Date of Graduation


Document Type


Degree Name

Bachelor of Science in Business Administration

Degree Level





Rapert, Molly


Over the years phrases like “going green” or “reduce, reuse, recycle” have been the war cries of environmentalist conservationists. Now, a new word has begun to heavily circulate among the environments communities and beyond: sustainability. However, the concept of sustainability has been around for centuries. According to the World Energy Foundation sustainability was “coined in German, the original term was Nachhaltigkeit, meaning ‘sustained yield.’ It first appeared in a handbook of forestry published in 1713, and was used to mean never harvesting more than the forest can regenerate.” (The World Energy Foundation, 2014). Since then, the word and concept has creped into science, legislation and policy, core company values, and now pop culture. Sustainability is a buzz word that has become woven into the daily conversation of people, business, and government.

The United States Environmental Protection Agency (EPA) defines the concept of sustainability as:

“everything that we need for our survival and well-being depends, either directly or indirectly, on our natural environment. To pursue sustainability is to create and maintain the conditions under which humans and nature can exist in productive harmony to support present and future generations.” (Environmental Protection Agency, 2021).

To ensure prosperity not just at an environmental level, but also at a social, economic, and humanitarian levels, we as the human race, must work towards creating a regenerative environment that utilizes resources well.

Another word and concept that is just as pervasive in American society is small business. The Small Business Association (SBA) released their 2020 Small Business Profile report which stated that small business make up 99.9% of the business in American and employ almost half of the United State workforce. (US Small Business Administrative Office of Advocacy, 2020). The SBA define a small business as any company with less than 500 employees. Given the sheer volume of businesses that fall into the small business category, it is clear to see the power small business movements can hold and how they support the American economy in essential ways.

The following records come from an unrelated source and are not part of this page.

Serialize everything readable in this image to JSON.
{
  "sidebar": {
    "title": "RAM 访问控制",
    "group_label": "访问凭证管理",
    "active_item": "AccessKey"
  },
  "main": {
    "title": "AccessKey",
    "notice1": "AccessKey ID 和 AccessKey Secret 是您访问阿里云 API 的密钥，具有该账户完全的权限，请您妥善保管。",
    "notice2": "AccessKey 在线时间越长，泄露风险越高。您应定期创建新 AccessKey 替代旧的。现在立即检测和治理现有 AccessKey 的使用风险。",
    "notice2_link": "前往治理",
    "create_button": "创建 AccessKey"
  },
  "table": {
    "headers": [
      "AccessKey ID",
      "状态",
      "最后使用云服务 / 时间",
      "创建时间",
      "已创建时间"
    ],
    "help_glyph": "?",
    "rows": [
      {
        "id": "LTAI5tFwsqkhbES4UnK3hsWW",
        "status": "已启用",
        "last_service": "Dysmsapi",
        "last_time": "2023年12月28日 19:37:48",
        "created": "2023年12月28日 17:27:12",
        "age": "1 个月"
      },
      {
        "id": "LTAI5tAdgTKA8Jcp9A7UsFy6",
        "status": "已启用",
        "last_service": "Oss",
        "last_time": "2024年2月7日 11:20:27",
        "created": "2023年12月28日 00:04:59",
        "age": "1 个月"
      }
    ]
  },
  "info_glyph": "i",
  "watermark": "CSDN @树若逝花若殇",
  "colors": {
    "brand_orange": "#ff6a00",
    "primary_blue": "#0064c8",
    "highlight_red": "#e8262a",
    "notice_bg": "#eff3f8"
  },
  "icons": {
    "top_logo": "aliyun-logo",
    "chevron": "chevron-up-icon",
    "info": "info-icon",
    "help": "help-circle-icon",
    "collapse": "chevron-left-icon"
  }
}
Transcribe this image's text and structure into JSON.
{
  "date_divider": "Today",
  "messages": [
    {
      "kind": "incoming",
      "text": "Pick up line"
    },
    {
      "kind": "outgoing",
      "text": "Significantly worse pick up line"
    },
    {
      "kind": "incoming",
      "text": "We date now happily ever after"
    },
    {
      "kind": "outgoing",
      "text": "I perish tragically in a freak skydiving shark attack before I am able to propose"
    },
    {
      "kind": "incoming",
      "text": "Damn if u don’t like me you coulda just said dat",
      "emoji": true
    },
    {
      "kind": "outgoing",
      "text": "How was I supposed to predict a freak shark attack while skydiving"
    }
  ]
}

In this paper, I will review two overarching themes divided into subtheme. First, we will take a look at sustainability. The subthemes are: what is sustainability, what is our interaction with the environment, what is the actual state of the environment, business and culture shifts towards sustainability, cost and benefits of sustainability, and key mindsets to have when moving towards sustainability. Then, we will move into discussing small businesses. The sub-themes of this topic include small business at large, customers' opinions of small business, the economic impact, small business application and technology, and the opportunities that small business faces.

After diving into those two themes through a literature review and an analysis of survey responses, I will apply the information to a small business case study. I have been working as a supply chain intern for a growing small business called UpSpring. I will suggest the best practices for UpSpring and reason out why that recommendation will provide both a sustainable and economic solution to a growing small business.


Small Business, Sustainability